Assessing the risk of Nipah virus establishment in Australian flying-foxes

Roche, S. E., Costard, S., Meers, J., Field, H. E. and Breed, A. C. (2015) Assessing the risk of Nipah virus establishment in Australian flying-foxes. Epidemiology and Infection, 143 10: 2213-2226. doi:10.1017/S0950268813003336
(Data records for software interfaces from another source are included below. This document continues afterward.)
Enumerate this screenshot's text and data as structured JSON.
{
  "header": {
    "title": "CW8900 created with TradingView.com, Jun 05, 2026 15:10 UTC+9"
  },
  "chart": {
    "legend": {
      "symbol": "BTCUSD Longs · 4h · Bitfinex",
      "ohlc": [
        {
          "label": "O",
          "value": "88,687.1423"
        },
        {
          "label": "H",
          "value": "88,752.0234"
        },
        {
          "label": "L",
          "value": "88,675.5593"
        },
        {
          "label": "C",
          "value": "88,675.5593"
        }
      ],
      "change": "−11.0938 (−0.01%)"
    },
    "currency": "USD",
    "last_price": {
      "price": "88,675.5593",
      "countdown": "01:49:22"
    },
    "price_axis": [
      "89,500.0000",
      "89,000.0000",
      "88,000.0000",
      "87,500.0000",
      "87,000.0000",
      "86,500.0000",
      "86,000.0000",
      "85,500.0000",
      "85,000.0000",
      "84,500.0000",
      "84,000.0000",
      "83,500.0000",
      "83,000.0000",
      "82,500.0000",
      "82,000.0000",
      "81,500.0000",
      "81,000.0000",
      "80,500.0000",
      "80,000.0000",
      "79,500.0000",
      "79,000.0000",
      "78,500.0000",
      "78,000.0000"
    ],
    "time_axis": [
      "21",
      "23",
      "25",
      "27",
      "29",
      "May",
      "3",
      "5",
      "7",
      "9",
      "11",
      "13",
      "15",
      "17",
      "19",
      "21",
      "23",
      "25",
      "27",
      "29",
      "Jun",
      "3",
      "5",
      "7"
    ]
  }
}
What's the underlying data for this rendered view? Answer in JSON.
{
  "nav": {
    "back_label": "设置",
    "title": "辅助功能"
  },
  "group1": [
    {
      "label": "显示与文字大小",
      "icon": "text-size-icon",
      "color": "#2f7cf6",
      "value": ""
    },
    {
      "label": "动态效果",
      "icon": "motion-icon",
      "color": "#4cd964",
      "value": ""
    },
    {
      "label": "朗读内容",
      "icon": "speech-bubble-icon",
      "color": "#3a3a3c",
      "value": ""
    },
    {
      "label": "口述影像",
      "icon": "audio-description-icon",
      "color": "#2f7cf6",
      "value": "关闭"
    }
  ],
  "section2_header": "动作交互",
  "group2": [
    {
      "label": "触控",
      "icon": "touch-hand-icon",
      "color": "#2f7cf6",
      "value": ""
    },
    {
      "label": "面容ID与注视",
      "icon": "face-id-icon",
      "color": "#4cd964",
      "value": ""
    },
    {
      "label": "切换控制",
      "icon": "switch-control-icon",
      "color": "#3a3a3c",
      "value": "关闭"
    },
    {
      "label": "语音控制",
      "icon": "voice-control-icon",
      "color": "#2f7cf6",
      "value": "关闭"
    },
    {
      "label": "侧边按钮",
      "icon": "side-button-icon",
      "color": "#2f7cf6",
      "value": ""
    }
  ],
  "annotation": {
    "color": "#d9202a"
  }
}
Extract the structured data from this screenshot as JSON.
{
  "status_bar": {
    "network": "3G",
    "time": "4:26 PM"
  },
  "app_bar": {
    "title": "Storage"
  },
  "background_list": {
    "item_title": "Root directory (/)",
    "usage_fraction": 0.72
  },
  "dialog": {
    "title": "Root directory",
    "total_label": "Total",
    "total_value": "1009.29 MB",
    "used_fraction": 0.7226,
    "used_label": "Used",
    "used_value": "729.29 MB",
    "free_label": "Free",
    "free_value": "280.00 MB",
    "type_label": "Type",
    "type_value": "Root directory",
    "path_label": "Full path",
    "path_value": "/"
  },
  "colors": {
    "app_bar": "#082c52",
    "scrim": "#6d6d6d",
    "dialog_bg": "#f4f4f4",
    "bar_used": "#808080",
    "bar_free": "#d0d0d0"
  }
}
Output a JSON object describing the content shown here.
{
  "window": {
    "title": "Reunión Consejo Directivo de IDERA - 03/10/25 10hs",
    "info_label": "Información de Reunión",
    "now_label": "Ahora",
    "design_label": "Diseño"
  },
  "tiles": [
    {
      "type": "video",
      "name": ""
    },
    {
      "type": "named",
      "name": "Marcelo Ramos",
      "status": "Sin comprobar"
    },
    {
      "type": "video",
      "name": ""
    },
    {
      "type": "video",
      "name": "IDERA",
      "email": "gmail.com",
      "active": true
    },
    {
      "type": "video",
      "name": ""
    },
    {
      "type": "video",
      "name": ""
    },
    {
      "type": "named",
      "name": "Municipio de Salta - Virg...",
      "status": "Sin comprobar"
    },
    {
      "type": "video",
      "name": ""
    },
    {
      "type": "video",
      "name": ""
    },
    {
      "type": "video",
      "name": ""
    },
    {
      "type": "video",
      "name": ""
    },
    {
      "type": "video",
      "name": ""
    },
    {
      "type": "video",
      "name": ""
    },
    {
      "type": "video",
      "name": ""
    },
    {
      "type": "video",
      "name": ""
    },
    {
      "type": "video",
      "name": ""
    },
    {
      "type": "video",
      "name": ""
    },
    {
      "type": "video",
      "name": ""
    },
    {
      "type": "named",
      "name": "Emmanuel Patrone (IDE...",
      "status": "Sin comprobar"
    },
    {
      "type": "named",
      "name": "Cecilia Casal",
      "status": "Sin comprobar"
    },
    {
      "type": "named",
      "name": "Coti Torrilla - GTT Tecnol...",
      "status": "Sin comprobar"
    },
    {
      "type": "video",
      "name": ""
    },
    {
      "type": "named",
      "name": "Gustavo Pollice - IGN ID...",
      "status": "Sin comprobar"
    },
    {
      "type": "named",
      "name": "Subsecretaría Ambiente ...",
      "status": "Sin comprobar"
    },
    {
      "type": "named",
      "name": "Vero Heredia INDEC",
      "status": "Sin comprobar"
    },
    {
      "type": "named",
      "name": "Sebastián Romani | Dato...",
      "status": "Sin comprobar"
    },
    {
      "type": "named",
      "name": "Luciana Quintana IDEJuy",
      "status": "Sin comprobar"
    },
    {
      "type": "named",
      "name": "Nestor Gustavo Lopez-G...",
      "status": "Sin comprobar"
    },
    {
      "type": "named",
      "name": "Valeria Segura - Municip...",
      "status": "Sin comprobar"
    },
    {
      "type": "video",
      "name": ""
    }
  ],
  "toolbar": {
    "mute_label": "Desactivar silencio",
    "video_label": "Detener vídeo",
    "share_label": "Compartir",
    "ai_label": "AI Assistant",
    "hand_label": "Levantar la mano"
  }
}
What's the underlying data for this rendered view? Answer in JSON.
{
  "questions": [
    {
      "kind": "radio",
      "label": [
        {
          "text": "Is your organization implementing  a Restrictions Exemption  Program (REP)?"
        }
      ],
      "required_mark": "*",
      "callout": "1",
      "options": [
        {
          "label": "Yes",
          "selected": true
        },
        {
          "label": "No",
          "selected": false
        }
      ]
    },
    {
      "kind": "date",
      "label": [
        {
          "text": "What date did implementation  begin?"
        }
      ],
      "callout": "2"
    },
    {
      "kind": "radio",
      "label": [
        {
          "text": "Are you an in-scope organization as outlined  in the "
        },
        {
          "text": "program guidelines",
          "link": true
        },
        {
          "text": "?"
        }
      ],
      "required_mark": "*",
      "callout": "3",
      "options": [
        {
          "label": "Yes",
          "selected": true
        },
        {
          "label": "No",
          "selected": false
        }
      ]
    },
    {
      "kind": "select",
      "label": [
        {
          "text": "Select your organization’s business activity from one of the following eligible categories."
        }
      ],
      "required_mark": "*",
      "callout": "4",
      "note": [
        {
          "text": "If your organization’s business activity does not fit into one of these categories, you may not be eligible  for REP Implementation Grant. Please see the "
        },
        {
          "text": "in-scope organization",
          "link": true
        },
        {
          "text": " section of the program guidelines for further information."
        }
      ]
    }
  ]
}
Author Roche, S. E.
Costard, S.
Meers, J.
Field, H. E.
Breed, A. C.
Title Assessing the risk of Nipah virus establishment in Australian flying-foxes
Journal name Epidemiology and Infection   Check publisher's open access policy
ISSN 1469-4409
Publication date 2015-07
Year available 2014
Sub-type Article (original research)
DOI 10.1017/S0950268813003336
Open Access Status
Volume 143
Issue 10
Start page 2213
End page 2226
Total pages 14
Place of publication Cambridge, United Kingdom
Publisher Cambridge University Press
Collection year 2016
Language eng
Formatted abstract
Nipah virus (NiV) is a recently emerged zoonotic virus that causes severe disease in humans. The reservoir hosts for NiV, bats of the genus Pteropus (known as flying-foxes) are found across the Asia-Pacific including Australia. While NiV has not been detected in Australia, evidence for NiV infection has been found in flying-foxes in some of Australia's closest neighbours. A qualitative risk assessment was undertaken to assess the risk of NiV establishing in Australian flying-foxes through flying-fox movements from nearby regions. Events surrounding the emergence of new diseases are typically uncertain and in this study an expert opinion workshop was used to address gaps in knowledge. Given the difficulties in combining expert opinion, five different combination methods were analysed to assess their influence on the risk outcome. Under the baseline scenario where the median was used to combine opinions, the risk was estimated to be very low. However, this risk increased when the mean and linear opinion pooling combination methods were used. This assessment highlights the effects that different methods for combining expert opinion have on final risk estimates and the caution needed when interpreting these outcomes given the high degree of uncertainty in expert opinion. This work has provided a flexible model framework for assessing the risk of NiV establishment in Australian flying-foxes through bat movements which can be updated when new data become available.
Keyword Expert opinion
Nipah virus
Q-Index Code C1
Q-Index Status Confirmed Code
Institutional Status UQ
Additional Notes Published online 4 February 2014.

Document type: Journal Article
Sub-type: Article (original research)
Collections: Official 2016 Collection
School of Veterinary Science Publications
Version Filter Type
Citation counts: TR Web of Science Citation Count  Cited 0 times in Thomson Reuters Web of Science Article
Scopus Citation Count Cited 0 times in Scopus Article
Google Scholar Search Google Scholar
Created: Tue, 23 Jun 2015, 01:56:49 EST by System User on behalf of Scholarly Communication and Digitisation Service